[[ DATA TO USE, beginning ]]

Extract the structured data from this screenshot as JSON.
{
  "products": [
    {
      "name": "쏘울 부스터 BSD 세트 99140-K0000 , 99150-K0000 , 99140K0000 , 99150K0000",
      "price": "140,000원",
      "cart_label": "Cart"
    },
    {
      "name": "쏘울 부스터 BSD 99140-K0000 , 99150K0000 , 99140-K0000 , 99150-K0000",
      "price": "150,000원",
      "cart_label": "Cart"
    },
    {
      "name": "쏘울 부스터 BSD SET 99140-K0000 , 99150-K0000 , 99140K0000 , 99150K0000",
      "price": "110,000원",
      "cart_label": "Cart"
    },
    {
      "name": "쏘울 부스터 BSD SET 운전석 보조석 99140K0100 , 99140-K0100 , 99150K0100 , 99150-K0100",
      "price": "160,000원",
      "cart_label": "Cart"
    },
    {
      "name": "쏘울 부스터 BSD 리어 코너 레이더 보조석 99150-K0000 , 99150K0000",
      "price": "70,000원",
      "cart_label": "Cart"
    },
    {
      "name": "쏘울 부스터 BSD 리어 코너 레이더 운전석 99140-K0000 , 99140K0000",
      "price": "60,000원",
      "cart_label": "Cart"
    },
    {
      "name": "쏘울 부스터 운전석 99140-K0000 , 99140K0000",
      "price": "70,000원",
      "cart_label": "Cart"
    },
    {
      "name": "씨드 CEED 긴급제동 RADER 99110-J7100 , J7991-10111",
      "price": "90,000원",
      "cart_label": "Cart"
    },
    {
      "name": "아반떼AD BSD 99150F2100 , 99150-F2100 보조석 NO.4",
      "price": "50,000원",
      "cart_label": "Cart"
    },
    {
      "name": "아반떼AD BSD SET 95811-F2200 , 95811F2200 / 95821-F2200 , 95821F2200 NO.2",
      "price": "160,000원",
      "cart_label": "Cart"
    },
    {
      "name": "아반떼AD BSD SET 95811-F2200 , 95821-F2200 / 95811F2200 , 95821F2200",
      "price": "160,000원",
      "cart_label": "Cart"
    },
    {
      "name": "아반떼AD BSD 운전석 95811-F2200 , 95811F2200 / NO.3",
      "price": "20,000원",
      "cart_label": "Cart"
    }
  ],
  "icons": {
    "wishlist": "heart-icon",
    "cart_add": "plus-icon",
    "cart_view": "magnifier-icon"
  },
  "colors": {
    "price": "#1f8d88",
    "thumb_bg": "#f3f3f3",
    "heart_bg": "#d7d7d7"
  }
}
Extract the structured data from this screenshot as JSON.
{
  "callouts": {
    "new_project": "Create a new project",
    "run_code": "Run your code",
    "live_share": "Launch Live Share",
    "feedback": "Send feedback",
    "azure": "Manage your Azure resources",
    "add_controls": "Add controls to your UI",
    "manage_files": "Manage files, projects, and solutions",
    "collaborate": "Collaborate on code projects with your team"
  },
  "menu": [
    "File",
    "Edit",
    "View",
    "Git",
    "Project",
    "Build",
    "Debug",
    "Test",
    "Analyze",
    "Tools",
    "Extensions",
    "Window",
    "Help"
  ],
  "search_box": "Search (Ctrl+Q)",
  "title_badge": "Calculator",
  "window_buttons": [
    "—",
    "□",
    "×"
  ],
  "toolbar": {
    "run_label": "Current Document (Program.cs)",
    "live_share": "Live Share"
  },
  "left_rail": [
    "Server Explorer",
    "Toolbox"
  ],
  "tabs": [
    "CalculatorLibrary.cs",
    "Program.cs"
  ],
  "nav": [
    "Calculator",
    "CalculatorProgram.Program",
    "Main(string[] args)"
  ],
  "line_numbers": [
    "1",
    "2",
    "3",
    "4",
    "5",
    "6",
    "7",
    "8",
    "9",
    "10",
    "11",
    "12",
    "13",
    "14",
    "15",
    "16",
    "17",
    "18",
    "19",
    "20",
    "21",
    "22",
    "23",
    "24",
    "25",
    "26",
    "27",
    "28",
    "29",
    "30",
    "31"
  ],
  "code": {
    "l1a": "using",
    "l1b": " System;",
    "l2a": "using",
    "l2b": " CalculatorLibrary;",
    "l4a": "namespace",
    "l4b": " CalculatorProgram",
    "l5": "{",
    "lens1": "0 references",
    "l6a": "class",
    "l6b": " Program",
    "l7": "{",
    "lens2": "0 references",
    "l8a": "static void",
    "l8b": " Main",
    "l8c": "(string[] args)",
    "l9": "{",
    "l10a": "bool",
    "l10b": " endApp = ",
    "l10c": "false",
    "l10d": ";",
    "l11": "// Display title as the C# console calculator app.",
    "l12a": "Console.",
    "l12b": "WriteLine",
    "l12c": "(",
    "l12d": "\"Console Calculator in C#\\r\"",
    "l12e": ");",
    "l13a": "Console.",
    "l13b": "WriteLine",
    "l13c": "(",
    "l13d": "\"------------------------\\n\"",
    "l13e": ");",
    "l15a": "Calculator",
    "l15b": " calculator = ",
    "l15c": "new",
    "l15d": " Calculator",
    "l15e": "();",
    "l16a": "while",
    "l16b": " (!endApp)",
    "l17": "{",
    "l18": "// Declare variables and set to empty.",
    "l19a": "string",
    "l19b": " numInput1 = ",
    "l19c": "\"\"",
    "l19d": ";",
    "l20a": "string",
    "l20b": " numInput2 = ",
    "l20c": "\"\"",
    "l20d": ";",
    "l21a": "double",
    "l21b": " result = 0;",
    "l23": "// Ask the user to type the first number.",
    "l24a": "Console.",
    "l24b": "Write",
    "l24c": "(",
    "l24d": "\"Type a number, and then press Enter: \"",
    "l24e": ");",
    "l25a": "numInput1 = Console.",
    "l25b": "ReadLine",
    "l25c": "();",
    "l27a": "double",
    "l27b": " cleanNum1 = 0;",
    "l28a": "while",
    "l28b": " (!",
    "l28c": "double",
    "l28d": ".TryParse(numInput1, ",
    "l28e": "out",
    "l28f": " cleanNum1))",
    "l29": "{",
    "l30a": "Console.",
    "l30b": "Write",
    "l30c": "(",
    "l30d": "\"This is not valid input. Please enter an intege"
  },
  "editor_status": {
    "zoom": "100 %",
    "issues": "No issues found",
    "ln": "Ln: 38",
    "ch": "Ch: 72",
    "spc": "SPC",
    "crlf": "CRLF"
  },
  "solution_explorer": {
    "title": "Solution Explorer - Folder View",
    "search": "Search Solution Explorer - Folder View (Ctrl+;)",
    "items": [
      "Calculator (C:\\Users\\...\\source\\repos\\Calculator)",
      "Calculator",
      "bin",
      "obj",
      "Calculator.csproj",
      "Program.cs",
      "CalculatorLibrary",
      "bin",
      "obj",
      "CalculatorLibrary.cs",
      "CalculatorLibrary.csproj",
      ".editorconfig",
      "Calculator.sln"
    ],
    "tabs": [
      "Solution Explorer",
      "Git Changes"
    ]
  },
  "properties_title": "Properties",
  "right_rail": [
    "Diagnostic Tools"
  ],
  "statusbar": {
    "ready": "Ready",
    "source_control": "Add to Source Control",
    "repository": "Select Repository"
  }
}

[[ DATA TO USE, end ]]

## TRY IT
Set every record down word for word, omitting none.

## EXERCISE OUTPUT
Extract the structured data from this screenshot as JSON.
{
  "products": [
    {
      "name": "쏘울 부스터 BSD 세트 99140-K0000 , 99150-K0000 , 99140K0000 , 99150K0000",
      "price": "140,000원",
      "cart_label": "Cart"
    },
    {
      "name": "쏘울 부스터 BSD 99140-K0000 , 99150K0000 , 99140-K0000 , 99150-K0000",
      "price": "150,000원",
      "cart_label": "Cart"
    },
    {
      "name": "쏘울 부스터 BSD SET 99140-K0000 , 99150-K0000 , 99140K0000 , 99150K0000",
      "price": "110,000원",
      "cart_label": "Cart"
    },
    {
      "name": "쏘울 부스터 BSD SET 운전석 보조석 99140K0100 , 99140-K0100 , 99150K0100 , 99150-K0100",
      "price": "160,000원",
      "cart_label": "Cart"
    },
    {
      "name": "쏘울 부스터 BSD 리어 코너 레이더 보조석 99150-K0000 , 99150K0000",
      "price": "70,000원",
      "cart_label": "Cart"
    },
    {
      "name": "쏘울 부스터 BSD 리어 코너 레이더 운전석 99140-K0000 , 99140K0000",
      "price": "60,000원",
      "cart_label": "Cart"
    },
    {
      "name": "쏘울 부스터 운전석 99140-K0000 , 99140K0000",
      "price": "70,000원",
      "cart_label": "Cart"
    },
    {
      "name": "씨드 CEED 긴급제동 RADER 99110-J7100 , J7991-10111",
      "price": "90,000원",
      "cart_label": "Cart"
    },
    {
      "name": "아반떼AD BSD 99150F2100 , 99150-F2100 보조석 NO.4",
      "price": "50,000원",
      "cart_label": "Cart"
    },
    {
      "name": "아반떼AD BSD SET 95811-F2200 , 95811F2200 / 95821-F2200 , 95821F2200 NO.2",
      "price": "160,000원",
      "cart_label": "Cart"
    },
    {
      "name": "아반떼AD BSD SET 95811-F2200 , 95821-F2200 / 95811F2200 , 95821F2200",
      "price": "160,000원",
      "cart_label": "Cart"
    },
    {
      "name": "아반떼AD BSD 운전석 95811-F2200 , 95811F2200 / NO.3",
      "price": "20,000원",
      "cart_label": "Cart"
    }
  ],
  "icons": {
    "wishlist": "heart-icon",
    "cart_add": "plus-icon",
    "cart_view": "magnifier-icon"
  },
  "colors": {
    "price": "#1f8d88",
    "thumb_bg": "#f3f3f3",
    "heart_bg": "#d7d7d7"
  }
}
Extract the structured data from this screenshot as JSON.
{
  "callouts": {
    "new_project": "Create a new project",
    "run_code": "Run your code",
    "live_share": "Launch Live Share",
    "feedback": "Send feedback",
    "azure": "Manage your Azure resources",
    "add_controls": "Add controls to your UI",
    "manage_files": "Manage files, projects, and solutions",
    "collaborate": "Collaborate on code projects with your team"
  },
  "menu": [
    "File",
    "Edit",
    "View",
    "Git",
    "Project",
    "Build",
    "Debug",
    "Test",
    "Analyze",
    "Tools",
    "Extensions",
    "Window",
    "Help"
  ],
  "search_box": "Search (Ctrl+Q)",
  "title_badge": "Calculator",
  "window_buttons": [
    "—",
    "□",
    "×"
  ],
  "toolbar": {
    "run_label": "Current Document (Program.cs)",
    "live_share": "Live Share"
  },
  "left_rail": [
    "Server Explorer",
    "Toolbox"
  ],
  "tabs": [
    "CalculatorLibrary.cs",
    "Program.cs"
  ],
  "nav": [
    "Calculator",
    "CalculatorProgram.Program",
    "Main(string[] args)"
  ],
  "line_numbers": [
    "1",
    "2",
    "3",
    "4",
    "5",
    "6",
    "7",
    "8",
    "9",
    "10",
    "11",
    "12",
    "13",
    "14",
    "15",
    "16",
    "17",
    "18",
    "19",
    "20",
    "21",
    "22",
    "23",
    "24",
    "25",
    "26",
    "27",
    "28",
    "29",
    "30",
    "31"
  ],
  "code": {
    "l1a": "using",
    "l1b": " System;",
    "l2a": "using",
    "l2b": " CalculatorLibrary;",
    "l4a": "namespace",
    "l4b": " CalculatorProgram",
    "l5": "{",
    "lens1": "0 references",
    "l6a": "class",
    "l6b": " Program",
    "l7": "{",
    "lens2": "0 references",
    "l8a": "static void",
    "l8b": " Main",
    "l8c": "(string[] args)",
    "l9": "{",
    "l10a": "bool",
    "l10b": " endApp = ",
    "l10c": "false",
    "l10d": ";",
    "l11": "// Display title as the C# console calculator app.",
    "l12a": "Console.",
    "l12b": "WriteLine",
    "l12c": "(",
    "l12d": "\"Console Calculator in C#\\r\"",
    "l12e": ");",
    "l13a": "Console.",
    "l13b": "WriteLine",
    "l13c": "(",
    "l13d": "\"------------------------\\n\"",
    "l13e": ");",
    "l15a": "Calculator",
    "l15b": " calculator = ",
    "l15c": "new",
    "l15d": " Calculator",
    "l15e": "();",
    "l16a": "while",
    "l16b": " (!endApp)",
    "l17": "{",
    "l18": "// Declare variables and set to empty.",
    "l19a": "string",
    "l19b": " numInput1 = ",
    "l19c": "\"\"",
    "l19d": ";",
    "l20a": "string",
    "l20b": " numInput2 = ",
    "l20c": "\"\"",
    "l20d": ";",
    "l21a": "double",
    "l21b": " result = 0;",
    "l23": "// Ask the user to type the first number.",
    "l24a": "Console.",
    "l24b": "Write",
    "l24c": "(",
    "l24d": "\"Type a number, and then press Enter: \"",
    "l24e": ");",
    "l25a": "numInput1 = Console.",
    "l25b": "ReadLine",
    "l25c": "();",
    "l27a": "double",
    "l27b": " cleanNum1 = 0;",
    "l28a": "while",
    "l28b": " (!",
    "l28c": "double",
    "l28d": ".TryParse(numInput1, ",
    "l28e": "out",
    "l28f": " cleanNum1))",
    "l29": "{",
    "l30a": "Console.",
    "l30b": "Write",
    "l30c": "(",
    "l30d": "\"This is not valid input. Please enter an intege"
  },
  "editor_status": {
    "zoom": "100 %",
    "issues": "No issues found",
    "ln": "Ln: 38",
    "ch": "Ch: 72",
    "spc": "SPC",
    "crlf": "CRLF"
  },
  "solution_explorer": {
    "title": "Solution Explorer - Folder View",
    "search": "Search Solution Explorer - Folder View (Ctrl+;)",
    "items": [
      "Calculator (C:\\Users\\...\\source\\repos\\Calculator)",
      "Calculator",
      "bin",
      "obj",
      "Calculator.csproj",
      "Program.cs",
      "CalculatorLibrary",
      "bin",
      "obj",
      "CalculatorLibrary.cs",
      "CalculatorLibrary.csproj",
      ".editorconfig",
      "Calculator.sln"
    ],
    "tabs": [
      "Solution Explorer",
      "Git Changes"
    ]
  },
  "properties_title": "Properties",
  "right_rail": [
    "Diagnostic Tools"
  ],
  "statusbar": {
    "ready": "Ready",
    "source_control": "Add to Source Control",
    "repository": "Select Repository"
  }
}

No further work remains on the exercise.